This may be very different from many current clinic owner and contracting practitioner (associate) agreements where:
* The clinic manager retains control of the business and is responsible for the collection of monies, marketing, clinic maintenance, and the hiring of associates.
* Equipment and tools (linen, lubricants, files, etc.) are provided by the clinic owner
* The clinic owner assumes the risk of damage to the business, including the appropriate insurances
* The associate typically cannot sublet the space or equipment, and cannot hire or train assistants
* The associate assumes the clinic’s business presence, not standing out as a “business within a business”
* The associate may network, but the clinic often does the marketing via signage, brochures and business cards, advertisements, etc.
* The associate “rents” the space, equipment and tools, but may not be responsible for maintenance and replacement
* Can work for multiple clinics, but restrictions are imposed in referring business to the opposing clinic
* Does maintain a continuous relationship over time
* Can increase income by providing more treatment, but the fees and terms are often set by the clinic manager.
The CRA makes very clear the consequences of improperly defining an employer-employee relationship as a client-contractor relationship.
“An employer who fails to deduct the required CPP contributions and EI premiums must pay both the employer’s share and the employee’s share of any contributions and premiums owing, plus a penalty.”1
If you determine that you prefer an employer-employee contract, you will need to open a payroll account to remit your deductions. You can find that information at the Canada Revenue Agency Web site, http://www.cra-arc.gc.ca/tax/business/topics/payroll/howpayrollworks/steps/account/menu-e.html.
I encourage you to review your appropriate legislation and consult your lawyer and accountant to ensure you’re in compliance with the tax laws.
As I’ve argued, presumptions can be real agreement killers, leaving a wake of broken relationships and financial distress. I encourage you to leave your presumptions at the door and engage the process in a clear, now-awakened consciousness. Good agreements last a long, long time!
Don Dillon, RMT is the author of Better Business Agreements and the self-study workbook Charting Skills for Massage Therapists. Over 60 of his articles have been published in industry publications including Massage Therapy Canada, Massage Therapy Today, AMTA Journal, AMTWP Connections, and various massage school and professional association newsletters. Don’s Web site, www.MTCoach.com, provides a variety of resources for massage therapists.

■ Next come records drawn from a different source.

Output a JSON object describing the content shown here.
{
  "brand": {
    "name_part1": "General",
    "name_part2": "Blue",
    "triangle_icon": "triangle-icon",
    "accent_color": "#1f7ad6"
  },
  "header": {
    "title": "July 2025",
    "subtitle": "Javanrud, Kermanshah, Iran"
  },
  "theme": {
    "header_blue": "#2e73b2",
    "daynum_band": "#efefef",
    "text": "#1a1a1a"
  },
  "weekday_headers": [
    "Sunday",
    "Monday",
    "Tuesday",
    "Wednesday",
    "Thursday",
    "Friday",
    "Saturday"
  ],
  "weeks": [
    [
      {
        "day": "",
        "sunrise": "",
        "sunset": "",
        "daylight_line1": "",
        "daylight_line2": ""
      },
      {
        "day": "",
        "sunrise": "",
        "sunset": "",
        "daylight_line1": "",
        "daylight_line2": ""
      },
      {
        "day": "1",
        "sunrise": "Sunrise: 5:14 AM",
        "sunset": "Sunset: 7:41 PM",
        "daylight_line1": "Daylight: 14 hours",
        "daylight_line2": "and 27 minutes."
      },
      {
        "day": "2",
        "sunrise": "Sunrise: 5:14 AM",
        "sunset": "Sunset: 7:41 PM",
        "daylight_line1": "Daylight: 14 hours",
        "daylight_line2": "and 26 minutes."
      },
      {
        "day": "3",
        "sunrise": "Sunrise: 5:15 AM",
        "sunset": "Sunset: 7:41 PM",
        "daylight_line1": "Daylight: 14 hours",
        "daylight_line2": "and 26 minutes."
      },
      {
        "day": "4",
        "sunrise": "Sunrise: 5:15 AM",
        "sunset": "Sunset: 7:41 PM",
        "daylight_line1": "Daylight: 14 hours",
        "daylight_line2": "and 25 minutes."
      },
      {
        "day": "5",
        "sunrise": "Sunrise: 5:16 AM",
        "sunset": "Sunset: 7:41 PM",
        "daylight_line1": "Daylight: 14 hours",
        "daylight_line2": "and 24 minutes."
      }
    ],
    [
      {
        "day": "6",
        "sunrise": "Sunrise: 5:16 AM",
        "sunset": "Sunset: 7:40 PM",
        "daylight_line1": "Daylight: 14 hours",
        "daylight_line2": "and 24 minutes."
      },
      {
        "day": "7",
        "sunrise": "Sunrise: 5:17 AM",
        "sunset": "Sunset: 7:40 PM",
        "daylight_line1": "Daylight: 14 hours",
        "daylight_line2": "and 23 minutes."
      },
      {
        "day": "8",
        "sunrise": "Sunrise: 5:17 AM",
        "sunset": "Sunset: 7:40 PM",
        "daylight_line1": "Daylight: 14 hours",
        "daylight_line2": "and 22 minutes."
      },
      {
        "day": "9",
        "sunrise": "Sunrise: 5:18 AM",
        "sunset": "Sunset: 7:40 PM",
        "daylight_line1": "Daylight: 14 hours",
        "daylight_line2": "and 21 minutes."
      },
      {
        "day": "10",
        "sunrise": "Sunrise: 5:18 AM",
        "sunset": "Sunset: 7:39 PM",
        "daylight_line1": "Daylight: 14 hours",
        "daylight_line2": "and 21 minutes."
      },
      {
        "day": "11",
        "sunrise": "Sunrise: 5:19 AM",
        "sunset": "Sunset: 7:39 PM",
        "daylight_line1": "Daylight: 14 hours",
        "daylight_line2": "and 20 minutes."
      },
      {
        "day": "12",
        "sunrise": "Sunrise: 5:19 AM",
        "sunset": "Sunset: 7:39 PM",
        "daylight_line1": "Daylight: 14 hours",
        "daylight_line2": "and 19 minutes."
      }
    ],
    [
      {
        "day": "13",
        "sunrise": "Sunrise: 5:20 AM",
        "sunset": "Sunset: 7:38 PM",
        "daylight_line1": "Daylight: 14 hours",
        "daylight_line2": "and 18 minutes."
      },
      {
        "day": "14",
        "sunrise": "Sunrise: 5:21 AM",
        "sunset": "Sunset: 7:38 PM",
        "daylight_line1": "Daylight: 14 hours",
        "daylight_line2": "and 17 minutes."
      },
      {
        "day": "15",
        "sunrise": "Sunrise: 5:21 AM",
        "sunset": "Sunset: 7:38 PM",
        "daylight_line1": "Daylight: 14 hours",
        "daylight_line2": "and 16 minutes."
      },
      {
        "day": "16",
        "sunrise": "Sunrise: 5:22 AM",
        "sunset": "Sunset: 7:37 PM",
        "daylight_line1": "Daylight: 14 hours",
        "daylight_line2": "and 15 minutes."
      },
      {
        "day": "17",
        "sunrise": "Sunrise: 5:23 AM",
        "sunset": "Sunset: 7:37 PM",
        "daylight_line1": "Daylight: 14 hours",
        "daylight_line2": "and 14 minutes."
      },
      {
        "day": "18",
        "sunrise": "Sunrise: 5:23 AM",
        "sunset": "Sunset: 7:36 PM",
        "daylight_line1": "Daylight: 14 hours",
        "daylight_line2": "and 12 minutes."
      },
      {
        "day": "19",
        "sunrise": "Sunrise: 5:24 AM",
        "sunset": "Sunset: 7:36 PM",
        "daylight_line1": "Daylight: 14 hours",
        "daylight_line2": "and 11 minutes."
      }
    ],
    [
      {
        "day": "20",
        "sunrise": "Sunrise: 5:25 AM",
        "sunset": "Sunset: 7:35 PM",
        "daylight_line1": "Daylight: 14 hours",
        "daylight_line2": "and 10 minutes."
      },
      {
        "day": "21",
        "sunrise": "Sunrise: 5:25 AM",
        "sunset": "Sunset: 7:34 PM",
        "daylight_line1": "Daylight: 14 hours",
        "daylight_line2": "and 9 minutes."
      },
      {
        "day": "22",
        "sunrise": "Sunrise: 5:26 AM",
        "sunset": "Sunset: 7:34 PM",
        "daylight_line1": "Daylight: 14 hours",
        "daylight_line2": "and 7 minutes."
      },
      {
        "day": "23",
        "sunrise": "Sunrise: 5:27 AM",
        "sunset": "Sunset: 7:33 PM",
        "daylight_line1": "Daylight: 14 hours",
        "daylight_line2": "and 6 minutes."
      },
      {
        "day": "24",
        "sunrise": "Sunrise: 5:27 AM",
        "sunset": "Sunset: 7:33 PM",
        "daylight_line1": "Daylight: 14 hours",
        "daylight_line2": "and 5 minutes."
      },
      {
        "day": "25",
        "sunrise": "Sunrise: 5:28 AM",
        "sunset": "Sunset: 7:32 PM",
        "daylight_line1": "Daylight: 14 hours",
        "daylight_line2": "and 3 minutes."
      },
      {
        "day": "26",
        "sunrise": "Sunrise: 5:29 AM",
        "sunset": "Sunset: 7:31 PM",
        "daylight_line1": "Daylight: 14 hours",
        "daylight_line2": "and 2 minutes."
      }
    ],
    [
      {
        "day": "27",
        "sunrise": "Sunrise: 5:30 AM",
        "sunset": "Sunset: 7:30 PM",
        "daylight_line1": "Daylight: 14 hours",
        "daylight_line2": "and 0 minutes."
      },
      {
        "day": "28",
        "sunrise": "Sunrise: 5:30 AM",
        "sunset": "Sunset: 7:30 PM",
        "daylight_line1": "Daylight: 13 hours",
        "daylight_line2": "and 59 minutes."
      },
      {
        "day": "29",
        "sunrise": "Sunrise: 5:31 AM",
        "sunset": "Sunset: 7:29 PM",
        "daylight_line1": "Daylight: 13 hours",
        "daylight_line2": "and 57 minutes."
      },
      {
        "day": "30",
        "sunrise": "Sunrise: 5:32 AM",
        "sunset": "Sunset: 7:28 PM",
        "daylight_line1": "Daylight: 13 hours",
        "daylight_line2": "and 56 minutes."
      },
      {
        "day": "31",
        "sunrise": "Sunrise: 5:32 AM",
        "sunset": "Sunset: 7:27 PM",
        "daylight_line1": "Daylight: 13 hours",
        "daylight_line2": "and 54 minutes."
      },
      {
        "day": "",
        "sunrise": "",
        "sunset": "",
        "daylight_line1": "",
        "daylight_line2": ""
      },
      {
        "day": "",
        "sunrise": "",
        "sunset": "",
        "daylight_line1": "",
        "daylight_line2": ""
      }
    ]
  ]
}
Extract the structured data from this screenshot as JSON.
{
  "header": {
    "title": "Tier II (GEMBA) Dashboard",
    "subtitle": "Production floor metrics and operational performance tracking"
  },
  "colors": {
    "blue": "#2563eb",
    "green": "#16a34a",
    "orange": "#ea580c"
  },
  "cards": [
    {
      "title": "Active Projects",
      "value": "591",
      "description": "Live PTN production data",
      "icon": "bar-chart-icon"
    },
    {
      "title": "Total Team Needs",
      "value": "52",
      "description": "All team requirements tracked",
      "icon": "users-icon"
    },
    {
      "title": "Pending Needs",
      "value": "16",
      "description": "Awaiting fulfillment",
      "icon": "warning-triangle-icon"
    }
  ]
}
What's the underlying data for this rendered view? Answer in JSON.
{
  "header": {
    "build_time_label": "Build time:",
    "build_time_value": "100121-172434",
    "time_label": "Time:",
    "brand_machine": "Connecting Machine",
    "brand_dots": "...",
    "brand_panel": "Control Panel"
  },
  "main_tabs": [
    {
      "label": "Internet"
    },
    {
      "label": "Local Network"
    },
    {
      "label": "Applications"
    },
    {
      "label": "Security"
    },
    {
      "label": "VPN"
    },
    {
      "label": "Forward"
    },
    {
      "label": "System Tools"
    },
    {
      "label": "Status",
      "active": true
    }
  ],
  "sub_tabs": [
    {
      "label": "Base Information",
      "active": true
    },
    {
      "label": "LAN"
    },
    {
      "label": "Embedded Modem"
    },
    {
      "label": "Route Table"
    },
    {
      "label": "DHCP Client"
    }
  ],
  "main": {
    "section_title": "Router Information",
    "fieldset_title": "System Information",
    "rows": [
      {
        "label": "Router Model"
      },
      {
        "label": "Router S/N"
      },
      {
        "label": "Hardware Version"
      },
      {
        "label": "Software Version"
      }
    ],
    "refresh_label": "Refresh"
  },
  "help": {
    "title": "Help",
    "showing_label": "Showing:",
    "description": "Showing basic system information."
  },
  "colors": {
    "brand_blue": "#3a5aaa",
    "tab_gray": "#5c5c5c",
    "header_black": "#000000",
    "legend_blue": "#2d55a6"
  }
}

Don has presented to members of the Massage Therapist Association of Alberta (MTAA), the Association of Massage Therapists and Wholistic Practitioners (AMTWP), the Massage Therapist Association of Saskatchewan (MTAS), the Massage Therapist Association of Manitoba (MTAM), the Association of Massage Therapists of New Brunswick (ANBMT), the Massage Therapist Association of Nova Scotia (MTANS) and the Ontario Massage Therapist Association (OMTA). He also presented to the pre-graduating class of 2008 at the AtlanticCollege of Massage Therapists.